== Segment start ==
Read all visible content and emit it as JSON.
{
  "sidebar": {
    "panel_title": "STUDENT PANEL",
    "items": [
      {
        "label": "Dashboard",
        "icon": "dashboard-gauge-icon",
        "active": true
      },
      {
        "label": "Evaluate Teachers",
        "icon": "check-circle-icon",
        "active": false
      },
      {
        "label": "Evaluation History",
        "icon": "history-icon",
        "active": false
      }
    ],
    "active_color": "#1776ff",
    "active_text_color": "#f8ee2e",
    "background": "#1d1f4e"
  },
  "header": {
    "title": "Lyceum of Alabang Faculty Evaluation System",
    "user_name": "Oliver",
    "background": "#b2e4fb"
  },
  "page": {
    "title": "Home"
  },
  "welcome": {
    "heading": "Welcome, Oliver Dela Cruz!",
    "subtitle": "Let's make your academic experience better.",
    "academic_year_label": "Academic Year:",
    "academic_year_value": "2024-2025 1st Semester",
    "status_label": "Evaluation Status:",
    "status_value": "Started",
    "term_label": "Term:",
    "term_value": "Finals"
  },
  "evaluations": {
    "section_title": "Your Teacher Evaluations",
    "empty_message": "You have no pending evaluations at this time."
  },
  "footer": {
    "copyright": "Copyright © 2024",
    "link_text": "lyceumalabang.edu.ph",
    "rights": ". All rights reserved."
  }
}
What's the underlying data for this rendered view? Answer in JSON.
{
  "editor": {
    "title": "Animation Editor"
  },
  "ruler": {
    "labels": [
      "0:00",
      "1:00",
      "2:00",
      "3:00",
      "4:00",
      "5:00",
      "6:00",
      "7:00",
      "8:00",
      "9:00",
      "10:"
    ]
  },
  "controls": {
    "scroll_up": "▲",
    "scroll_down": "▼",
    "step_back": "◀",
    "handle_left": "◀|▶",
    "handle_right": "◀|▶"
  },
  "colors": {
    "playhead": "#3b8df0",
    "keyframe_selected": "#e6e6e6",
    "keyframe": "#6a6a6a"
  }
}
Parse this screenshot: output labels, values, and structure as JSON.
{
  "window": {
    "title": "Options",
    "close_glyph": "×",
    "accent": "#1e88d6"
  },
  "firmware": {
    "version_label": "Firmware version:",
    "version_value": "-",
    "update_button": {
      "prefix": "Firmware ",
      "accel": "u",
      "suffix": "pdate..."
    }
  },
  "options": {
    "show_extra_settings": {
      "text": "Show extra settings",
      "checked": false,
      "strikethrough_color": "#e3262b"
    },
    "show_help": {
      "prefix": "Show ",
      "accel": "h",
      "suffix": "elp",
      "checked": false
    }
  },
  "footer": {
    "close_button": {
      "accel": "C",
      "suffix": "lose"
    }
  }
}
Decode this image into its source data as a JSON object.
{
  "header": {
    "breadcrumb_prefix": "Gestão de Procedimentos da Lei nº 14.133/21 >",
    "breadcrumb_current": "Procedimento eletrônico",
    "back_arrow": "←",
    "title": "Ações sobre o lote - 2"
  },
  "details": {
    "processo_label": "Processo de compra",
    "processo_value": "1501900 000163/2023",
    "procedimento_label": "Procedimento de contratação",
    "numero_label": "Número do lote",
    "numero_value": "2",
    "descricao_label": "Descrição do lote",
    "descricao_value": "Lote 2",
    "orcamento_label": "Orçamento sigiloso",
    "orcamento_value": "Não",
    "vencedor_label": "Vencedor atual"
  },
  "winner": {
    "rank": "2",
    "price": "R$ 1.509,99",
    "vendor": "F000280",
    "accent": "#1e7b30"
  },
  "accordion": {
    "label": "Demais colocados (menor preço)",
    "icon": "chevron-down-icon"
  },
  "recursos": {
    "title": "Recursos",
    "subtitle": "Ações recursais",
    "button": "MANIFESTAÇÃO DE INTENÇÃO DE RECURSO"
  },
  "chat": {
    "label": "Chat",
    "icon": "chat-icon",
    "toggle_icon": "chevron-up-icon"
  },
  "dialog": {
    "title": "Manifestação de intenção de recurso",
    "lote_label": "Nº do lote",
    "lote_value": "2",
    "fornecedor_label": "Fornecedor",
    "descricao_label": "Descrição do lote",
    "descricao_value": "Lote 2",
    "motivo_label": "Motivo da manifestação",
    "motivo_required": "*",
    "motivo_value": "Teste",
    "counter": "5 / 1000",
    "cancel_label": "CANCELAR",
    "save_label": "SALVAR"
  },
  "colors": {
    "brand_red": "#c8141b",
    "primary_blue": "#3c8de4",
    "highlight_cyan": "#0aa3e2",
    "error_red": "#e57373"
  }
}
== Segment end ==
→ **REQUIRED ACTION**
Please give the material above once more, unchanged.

→ **EXPECTED OUTPUT**
Read all visible content and emit it as JSON.
{
  "sidebar": {
    "panel_title": "STUDENT PANEL",
    "items": [
      {
        "label": "Dashboard",
        "icon": "dashboard-gauge-icon",
        "active": true
      },
      {
        "label": "Evaluate Teachers",
        "icon": "check-circle-icon",
        "active": false
      },
      {
        "label": "Evaluation History",
        "icon": "history-icon",
        "active": false
      }
    ],
    "active_color": "#1776ff",
    "active_text_color": "#f8ee2e",
    "background": "#1d1f4e"
  },
  "header": {
    "title": "Lyceum of Alabang Faculty Evaluation System",
    "user_name": "Oliver",
    "background": "#b2e4fb"
  },
  "page": {
    "title": "Home"
  },
  "welcome": {
    "heading": "Welcome, Oliver Dela Cruz!",
    "subtitle": "Let's make your academic experience better.",
    "academic_year_label": "Academic Year:",
    "academic_year_value": "2024-2025 1st Semester",
    "status_label": "Evaluation Status:",
    "status_value": "Started",
    "term_label": "Term:",
    "term_value": "Finals"
  },
  "evaluations": {
    "section_title": "Your Teacher Evaluations",
    "empty_message": "You have no pending evaluations at this time."
  },
  "footer": {
    "copyright": "Copyright © 2024",
    "link_text": "lyceumalabang.edu.ph",
    "rights": ". All rights reserved."
  }
}
What's the underlying data for this rendered view? Answer in JSON.
{
  "editor": {
    "title": "Animation Editor"
  },
  "ruler": {
    "labels": [
      "0:00",
      "1:00",
      "2:00",
      "3:00",
      "4:00",
      "5:00",
      "6:00",
      "7:00",
      "8:00",
      "9:00",
      "10:"
    ]
  },
  "controls": {
    "scroll_up": "▲",
    "scroll_down": "▼",
    "step_back": "◀",
    "handle_left": "◀|▶",
    "handle_right": "◀|▶"
  },
  "colors": {
    "playhead": "#3b8df0",
    "keyframe_selected": "#e6e6e6",
    "keyframe": "#6a6a6a"
  }
}
Parse this screenshot: output labels, values, and structure as JSON.
{
  "window": {
    "title": "Options",
    "close_glyph": "×",
    "accent": "#1e88d6"
  },
  "firmware": {
    "version_label": "Firmware version:",
    "version_value": "-",
    "update_button": {
      "prefix": "Firmware ",
      "accel": "u",
      "suffix": "pdate..."
    }
  },
  "options": {
    "show_extra_settings": {
      "text": "Show extra settings",
      "checked": false,
      "strikethrough_color": "#e3262b"
    },
    "show_help": {
      "prefix": "Show ",
      "accel": "h",
      "suffix": "elp",
      "checked": false
    }
  },
  "footer": {
    "close_button": {
      "accel": "C",
      "suffix": "lose"
    }
  }
}
Decode this image into its source data as a JSON object.
{
  "header": {
    "breadcrumb_prefix": "Gestão de Procedimentos da Lei nº 14.133/21 >",
    "breadcrumb_current": "Procedimento eletrônico",
    "back_arrow": "←",
    "title": "Ações sobre o lote - 2"
  },
  "details": {
    "processo_label": "Processo de compra",
    "processo_value": "1501900 000163/2023",
    "procedimento_label": "Procedimento de contratação",
    "numero_label": "Número do lote",
    "numero_value": "2",
    "descricao_label": "Descrição do lote",
    "descricao_value": "Lote 2",
    "orcamento_label": "Orçamento sigiloso",
    "orcamento_value": "Não",
    "vencedor_label": "Vencedor atual"
  },
  "winner": {
    "rank": "2",
    "price": "R$ 1.509,99",
    "vendor": "F000280",
    "accent": "#1e7b30"
  },
  "accordion": {
    "label": "Demais colocados (menor preço)",
    "icon": "chevron-down-icon"
  },
  "recursos": {
    "title": "Recursos",
    "subtitle": "Ações recursais",
    "button": "MANIFESTAÇÃO DE INTENÇÃO DE RECURSO"
  },
  "chat": {
    "label": "Chat",
    "icon": "chat-icon",
    "toggle_icon": "chevron-up-icon"
  },
  "dialog": {
    "title": "Manifestação de intenção de recurso",
    "lote_label": "Nº do lote",
    "lote_value": "2",
    "fornecedor_label": "Fornecedor",
    "descricao_label": "Descrição do lote",
    "descricao_value": "Lote 2",
    "motivo_label": "Motivo da manifestação",
    "motivo_required": "*",
    "motivo_value": "Teste",
    "counter": "5 / 1000",
    "cancel_label": "CANCELAR",
    "save_label": "SALVAR"
  },
  "colors": {
    "brand_red": "#c8141b",
    "primary_blue": "#3c8de4",
    "highlight_cyan": "#0aa3e2",
    "error_red": "#e57373"
  }
}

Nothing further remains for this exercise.